Keith Carson and Oakland Councilmember
Desley Brooks in an undated photo.
OAKLAND CITY COUNCIL
Apparently, Oakland Councilmember Desley Brooks and former Black Panther and Oakland activist Elaine Brown have no limits on being in the same room. On Tuesday, the Oakland City Council approved a land disposition agreement for the property at Seventh and Campbell Streets where Brown’s non-profit Oakland & the World Enterprises operates an urban garden and envisions building affordable housing for the recently incarcerated. Brooks, nonetheless attempted to land a number of straight-arm jabs at Brown’s project.
In fact, the dust-up between the two women that occurred in October 2015 at a barbecue restaurant in Downtown Oakland and included allegations that Brooks knocked Brown to the ground was precipitated by an argument over this same project.
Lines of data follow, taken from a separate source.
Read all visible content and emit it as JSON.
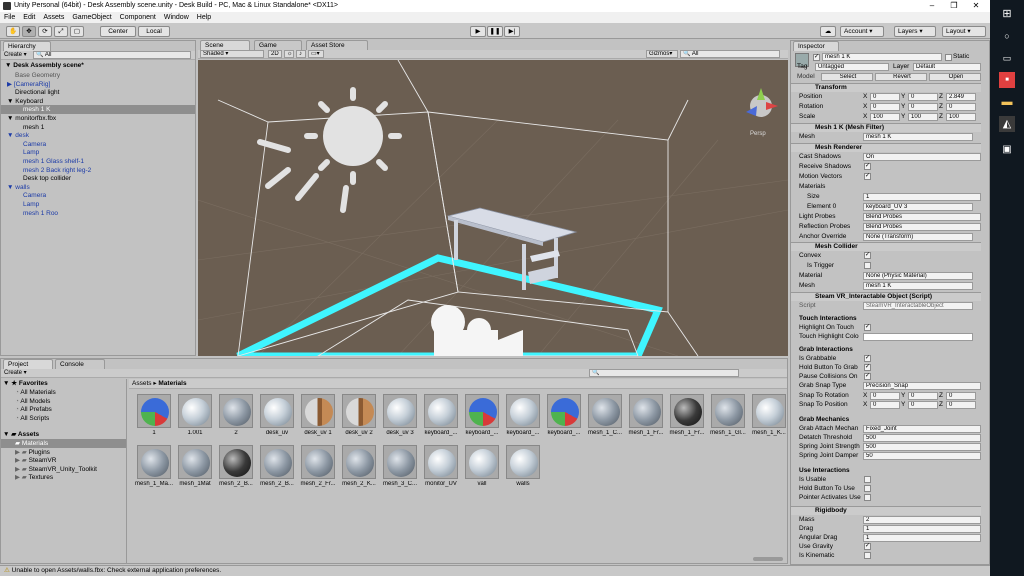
{
  "window": {
    "title": "Unity Personal (64bit) - Desk Assembly scene.unity - Desk Build - PC, Mac & Linux Standalone* <DX11>"
  },
  "menu": [
    "File",
    "Edit",
    "Assets",
    "GameObject",
    "Component",
    "Window",
    "Help"
  ],
  "toolbar": {
    "center": "Center",
    "local": "Local",
    "account": "Account",
    "layers": "Layers",
    "layout": "Layout"
  },
  "hierarchy": {
    "tab": "Hierarchy",
    "create": "Create",
    "search": "All",
    "scene": "Desk Assembly scene*",
    "items": [
      {
        "label": "Base Geometry",
        "indent": 14,
        "style": "grey"
      },
      {
        "label": "[CameraRig]",
        "indent": 14,
        "style": "blue",
        "arrow": "▶"
      },
      {
        "label": "Directional light",
        "indent": 14,
        "style": ""
      },
      {
        "label": "Keyboard",
        "indent": 14,
        "style": "",
        "arrow": "▼"
      },
      {
        "label": "mesh 1 K",
        "indent": 22,
        "style": "sel"
      },
      {
        "label": "monitorfbx.fbx",
        "indent": 14,
        "style": "",
        "arrow": "▼"
      },
      {
        "label": "mesh 1",
        "indent": 22,
        "style": ""
      },
      {
        "label": "desk",
        "indent": 14,
        "style": "blue",
        "arrow": "▼"
      },
      {
        "label": "Camera",
        "indent": 22,
        "style": "blue"
      },
      {
        "label": "Lamp",
        "indent": 22,
        "style": "blue"
      },
      {
        "label": "mesh 1 Glass shelf-1",
        "indent": 22,
        "style": "blue"
      },
      {
        "label": "mesh 2 Back right leg-2",
        "indent": 22,
        "style": "blue"
      },
      {
        "label": "Desk top collider",
        "indent": 22,
        "style": ""
      },
      {
        "label": "walls",
        "indent": 14,
        "style": "blue",
        "arrow": "▼"
      },
      {
        "label": "Camera",
        "indent": 22,
        "style": "blue"
      },
      {
        "label": "Lamp",
        "indent": 22,
        "style": "blue"
      },
      {
        "label": "mesh 1 Roo",
        "indent": 22,
        "style": "blue"
      }
    ]
  },
  "scene": {
    "tabs": [
      "Scene",
      "Game",
      "Asset Store"
    ],
    "shading": "Shaded",
    "mode2d": "2D",
    "gizmos": "Gizmos",
    "search": "All",
    "persp": "Persp"
  },
  "inspector": {
    "tab": "Inspector",
    "name": "mesh 1 K",
    "static": "Static",
    "tag_label": "Tag",
    "tag": "Untagged",
    "layer_label": "Layer",
    "layer": "Default",
    "model_label": "Model",
    "select": "Select",
    "revert": "Revert",
    "open": "Open",
    "transform": {
      "title": "Transform",
      "position": "Position",
      "rotation": "Rotation",
      "scale": "Scale",
      "pos": [
        "0",
        "0",
        "2.849"
      ],
      "rot": [
        "0",
        "0",
        "0"
      ],
      "scl": [
        "100",
        "100",
        "100"
      ]
    },
    "mesh_filter": {
      "title": "Mesh 1 K (Mesh Filter)",
      "mesh_label": "Mesh",
      "mesh": "mesh 1 K"
    },
    "mesh_renderer": {
      "title": "Mesh Renderer",
      "cast": "Cast Shadows",
      "cast_val": "On",
      "receive": "Receive Shadows",
      "motion": "Motion Vectors",
      "materials": "Materials",
      "size": "Size",
      "size_val": "1",
      "element": "Element 0",
      "element_val": "keyboard_UV 3",
      "light": "Light Probes",
      "light_val": "Blend Probes",
      "refl": "Reflection Probes",
      "refl_val": "Blend Probes",
      "anchor": "Anchor Override",
      "anchor_val": "None (Transform)"
    },
    "mesh_collider": {
      "title": "Mesh Collider",
      "convex": "Convex",
      "trigger": "Is Trigger",
      "material": "Material",
      "material_val": "None (Physic Material)",
      "mesh": "Mesh",
      "mesh_val": "mesh 1 K"
    },
    "steam": {
      "title": "Steam VR_Interactable Object (Script)",
      "script": "Script",
      "script_val": "SteamVR_InteractableObject",
      "touch": "Touch Interactions",
      "hl": "Highlight On Touch",
      "hlc": "Touch Highlight Colo",
      "grab": "Grab Interactions",
      "grabbable": "Is Grabbable",
      "hold": "Hold Button To Grab",
      "pause": "Pause Collisions On",
      "snap": "Grab Snap Type",
      "snap_val": "Precision_Snap",
      "snaprot": "Snap To Rotation",
      "snappos": "Snap To Position",
      "mech": "Grab Mechanics",
      "attach": "Grab Attach Mechan",
      "attach_val": "Fixed_Joint",
      "detatch": "Detatch Threshold",
      "detatch_val": "500",
      "strength": "Spring Joint Strength",
      "strength_val": "500",
      "damper": "Spring Joint Damper",
      "damper_val": "50",
      "use": "Use Interactions",
      "usable": "Is Usable",
      "holduse": "Hold Button To Use",
      "pointer": "Pointer Activates Use"
    },
    "rigidbody": {
      "title": "Rigidbody",
      "mass": "Mass",
      "mass_val": "2",
      "drag": "Drag",
      "drag_val": "1",
      "adrag": "Angular Drag",
      "adrag_val": "1",
      "grav": "Use Gravity",
      "kin": "Is Kinematic"
    }
  },
  "project": {
    "tabs": [
      "Project",
      "Console"
    ],
    "create": "Create",
    "favorites": "Favorites",
    "fav_items": [
      "All Materials",
      "All Models",
      "All Prefabs",
      "All Scripts"
    ],
    "assets": "Assets",
    "asset_items": [
      "Materials",
      "Plugins",
      "SteamVR",
      "SteamVR_Unity_Toolkit",
      "Textures"
    ],
    "breadcrumb_root": "Assets",
    "breadcrumb_leaf": "Materials",
    "materials": [
      {
        "label": "1",
        "kind": "rgb"
      },
      {
        "label": "1.001",
        "kind": "light"
      },
      {
        "label": "2",
        "kind": "mid"
      },
      {
        "label": "desk_uv",
        "kind": "light"
      },
      {
        "label": "desk_uv 1",
        "kind": "wood"
      },
      {
        "label": "desk_uv 2",
        "kind": "wood"
      },
      {
        "label": "desk_uv 3",
        "kind": "light"
      },
      {
        "label": "keyboard_...",
        "kind": "light"
      },
      {
        "label": "keyboard_...",
        "kind": "rgb"
      },
      {
        "label": "keyboard_...",
        "kind": "light"
      },
      {
        "label": "keyboard_...",
        "kind": "rgb"
      },
      {
        "label": "mesh_1_C...",
        "kind": "mid"
      },
      {
        "label": "mesh_1_Fr...",
        "kind": "mid"
      },
      {
        "label": "mesh_1_Fr...",
        "kind": "dark"
      },
      {
        "label": "mesh_1_Gl...",
        "kind": "mid"
      },
      {
        "label": "mesh_1_K...",
        "kind": "light"
      },
      {
        "label": "mesh_1_Ma...",
        "kind": "mid"
      },
      {
        "label": "mesh_1Mat",
        "kind": "mid"
      },
      {
        "label": "mesh_2_B...",
        "kind": "dark"
      },
      {
        "label": "mesh_2_B...",
        "kind": "mid"
      },
      {
        "label": "mesh_2_Fr...",
        "kind": "mid"
      },
      {
        "label": "mesh_2_K...",
        "kind": "mid"
      },
      {
        "label": "mesh_3_C...",
        "kind": "mid"
      },
      {
        "label": "monitor_UV",
        "kind": "light"
      },
      {
        "label": "vall",
        "kind": "light"
      },
      {
        "label": "walls",
        "kind": "light"
      }
    ]
  },
  "status": "Unable to open Assets/walls.fbx: Check external application preferences.",
  "colors": {
    "scene_bg": "#6b5e51",
    "highlight": "#3ff5ff",
    "wire": "#e8e8e8"
  }
}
Brooks reportedly threatened to not support the project and Brown allegedly accused her of “being in the hands of developers.”
On Tuesday, Brooks repeatedly questioned city staff as to why a pro forma on the project, one that apparently exists, was not given to the council. “I believe the goals of this project are laudable,” Brooks prefaced. “My concern here is that we haven’t seen the normal things we see in a project.”
“Who’s the development team? What is the financing?” continued Brooks. “It’s wonderful to talk about things as we hope they would be.”
Assistant City Administrator Claudia Cappio told Brooks a pro forma is “not really relevant” to the project since its aims for 100 percent affordable housing funded through subsidies and grants. It also should not be viewed within the context of a typical market-oriented project, said Cappio.
Brooks was nonplussed before adding, “I simply would like to see it. That’s part of our due diligence.”
Brown, though, sidestepped the question and blasted the article for being a “slanderous lie,” although she probably meant libelous. However, Brown focused on an issue of missing tax returns, an allegation not made in the story. Brown added she wanted to sue the paper for the article.
The compendium of events swirling around Brown and Oakland & the World could pose problems for the city down the line. Questions persists whether the city is using Tuesday’s council action to appease Brown and her lawsuit against it. The Disposition and Development Agreement (DDA) approved by the City Council Tuesday night is not a sale of the city-owned property to Oakland & the World, but is likely down the line. Furthermore, the fallout from the grand jury report is not yet discernible and Carson has not publicly commented on the allegations in the report.